[Stored items]
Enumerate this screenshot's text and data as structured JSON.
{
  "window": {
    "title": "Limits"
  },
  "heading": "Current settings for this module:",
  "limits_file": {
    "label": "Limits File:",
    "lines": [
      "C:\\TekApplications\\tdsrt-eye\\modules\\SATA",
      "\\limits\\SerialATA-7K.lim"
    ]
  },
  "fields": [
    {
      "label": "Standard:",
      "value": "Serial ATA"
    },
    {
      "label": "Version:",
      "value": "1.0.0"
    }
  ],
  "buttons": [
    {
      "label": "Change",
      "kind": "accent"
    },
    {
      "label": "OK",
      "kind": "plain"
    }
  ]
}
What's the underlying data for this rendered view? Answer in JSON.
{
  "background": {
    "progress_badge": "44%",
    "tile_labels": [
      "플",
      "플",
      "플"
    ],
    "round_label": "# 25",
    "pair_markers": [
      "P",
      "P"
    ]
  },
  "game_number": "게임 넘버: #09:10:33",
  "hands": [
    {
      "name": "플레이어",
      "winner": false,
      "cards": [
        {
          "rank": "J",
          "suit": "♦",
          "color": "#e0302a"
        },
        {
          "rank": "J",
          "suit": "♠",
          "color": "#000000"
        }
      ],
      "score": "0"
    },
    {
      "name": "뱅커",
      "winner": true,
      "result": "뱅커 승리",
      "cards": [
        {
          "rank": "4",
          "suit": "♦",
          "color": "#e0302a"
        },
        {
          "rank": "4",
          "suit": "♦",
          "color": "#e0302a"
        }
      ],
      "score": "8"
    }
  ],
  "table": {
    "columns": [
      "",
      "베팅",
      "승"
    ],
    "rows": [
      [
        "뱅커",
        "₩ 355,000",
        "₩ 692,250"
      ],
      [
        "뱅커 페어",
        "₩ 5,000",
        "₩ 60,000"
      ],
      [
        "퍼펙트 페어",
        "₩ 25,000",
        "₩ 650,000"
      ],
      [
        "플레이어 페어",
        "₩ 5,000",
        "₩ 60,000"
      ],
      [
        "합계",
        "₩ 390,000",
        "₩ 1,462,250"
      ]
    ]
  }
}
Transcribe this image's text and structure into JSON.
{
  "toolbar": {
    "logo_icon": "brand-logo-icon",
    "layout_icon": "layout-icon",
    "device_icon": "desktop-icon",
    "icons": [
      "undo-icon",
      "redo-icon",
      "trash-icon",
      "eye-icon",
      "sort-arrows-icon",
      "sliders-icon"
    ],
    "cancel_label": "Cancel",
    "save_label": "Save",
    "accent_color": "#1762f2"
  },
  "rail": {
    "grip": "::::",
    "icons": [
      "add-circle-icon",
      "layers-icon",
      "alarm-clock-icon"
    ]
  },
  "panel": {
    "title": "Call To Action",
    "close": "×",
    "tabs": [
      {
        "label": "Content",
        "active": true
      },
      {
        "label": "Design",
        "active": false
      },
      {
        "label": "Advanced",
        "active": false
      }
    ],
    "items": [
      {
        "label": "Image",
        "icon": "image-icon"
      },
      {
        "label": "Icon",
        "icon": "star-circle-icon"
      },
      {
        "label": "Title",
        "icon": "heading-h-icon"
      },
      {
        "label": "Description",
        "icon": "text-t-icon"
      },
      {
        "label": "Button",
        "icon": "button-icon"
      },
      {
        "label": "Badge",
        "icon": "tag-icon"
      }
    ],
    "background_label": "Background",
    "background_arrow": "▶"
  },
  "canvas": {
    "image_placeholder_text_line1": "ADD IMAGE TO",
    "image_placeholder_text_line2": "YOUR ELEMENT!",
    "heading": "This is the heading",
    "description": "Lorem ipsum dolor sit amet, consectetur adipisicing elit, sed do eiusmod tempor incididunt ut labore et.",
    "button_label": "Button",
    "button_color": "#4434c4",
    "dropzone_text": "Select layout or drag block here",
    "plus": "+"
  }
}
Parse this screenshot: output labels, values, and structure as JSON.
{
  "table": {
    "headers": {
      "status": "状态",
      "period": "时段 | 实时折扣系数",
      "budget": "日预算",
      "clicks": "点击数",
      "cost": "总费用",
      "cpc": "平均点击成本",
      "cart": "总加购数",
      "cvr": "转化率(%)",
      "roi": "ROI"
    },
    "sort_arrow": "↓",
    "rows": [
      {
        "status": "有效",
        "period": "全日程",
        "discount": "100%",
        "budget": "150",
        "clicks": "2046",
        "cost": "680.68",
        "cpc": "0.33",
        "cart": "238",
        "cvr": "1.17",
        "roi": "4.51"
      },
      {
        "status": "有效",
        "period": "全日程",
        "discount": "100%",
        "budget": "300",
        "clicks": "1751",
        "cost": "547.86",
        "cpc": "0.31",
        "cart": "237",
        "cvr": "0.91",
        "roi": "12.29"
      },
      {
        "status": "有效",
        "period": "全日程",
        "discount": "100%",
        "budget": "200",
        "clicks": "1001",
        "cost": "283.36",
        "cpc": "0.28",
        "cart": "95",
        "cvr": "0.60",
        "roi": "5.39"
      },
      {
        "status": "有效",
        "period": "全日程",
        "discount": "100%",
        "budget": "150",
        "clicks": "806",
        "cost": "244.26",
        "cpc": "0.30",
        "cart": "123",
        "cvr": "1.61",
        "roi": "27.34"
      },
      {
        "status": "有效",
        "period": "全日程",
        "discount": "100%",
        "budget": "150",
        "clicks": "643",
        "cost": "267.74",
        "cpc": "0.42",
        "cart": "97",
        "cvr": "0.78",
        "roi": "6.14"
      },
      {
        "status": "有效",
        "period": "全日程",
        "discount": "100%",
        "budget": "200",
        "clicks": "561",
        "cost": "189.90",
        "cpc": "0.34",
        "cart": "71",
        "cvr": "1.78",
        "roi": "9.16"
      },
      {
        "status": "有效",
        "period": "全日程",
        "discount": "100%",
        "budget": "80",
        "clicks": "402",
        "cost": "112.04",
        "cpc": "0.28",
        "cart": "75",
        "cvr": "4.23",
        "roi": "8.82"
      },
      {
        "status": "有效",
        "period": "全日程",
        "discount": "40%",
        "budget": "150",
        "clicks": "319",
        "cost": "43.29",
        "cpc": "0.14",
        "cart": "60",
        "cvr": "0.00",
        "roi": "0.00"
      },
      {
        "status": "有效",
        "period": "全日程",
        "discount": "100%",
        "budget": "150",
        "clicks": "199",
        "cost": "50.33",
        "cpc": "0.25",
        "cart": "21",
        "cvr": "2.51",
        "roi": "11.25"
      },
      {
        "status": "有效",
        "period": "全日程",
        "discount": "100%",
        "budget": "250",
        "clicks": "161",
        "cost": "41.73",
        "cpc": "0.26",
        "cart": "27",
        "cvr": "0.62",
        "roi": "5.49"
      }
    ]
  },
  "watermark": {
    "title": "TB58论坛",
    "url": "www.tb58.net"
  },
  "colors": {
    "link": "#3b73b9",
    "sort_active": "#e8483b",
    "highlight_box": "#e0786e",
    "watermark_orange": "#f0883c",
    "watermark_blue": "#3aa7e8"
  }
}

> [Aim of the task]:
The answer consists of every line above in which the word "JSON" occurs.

> [Answer section]:
Enumerate this screenshot's text and data as structured JSON.
What's the underlying data for this rendered view? Answer in JSON.
Transcribe this image's text and structure into JSON.
Parse this screenshot: output labels, values, and structure as JSON.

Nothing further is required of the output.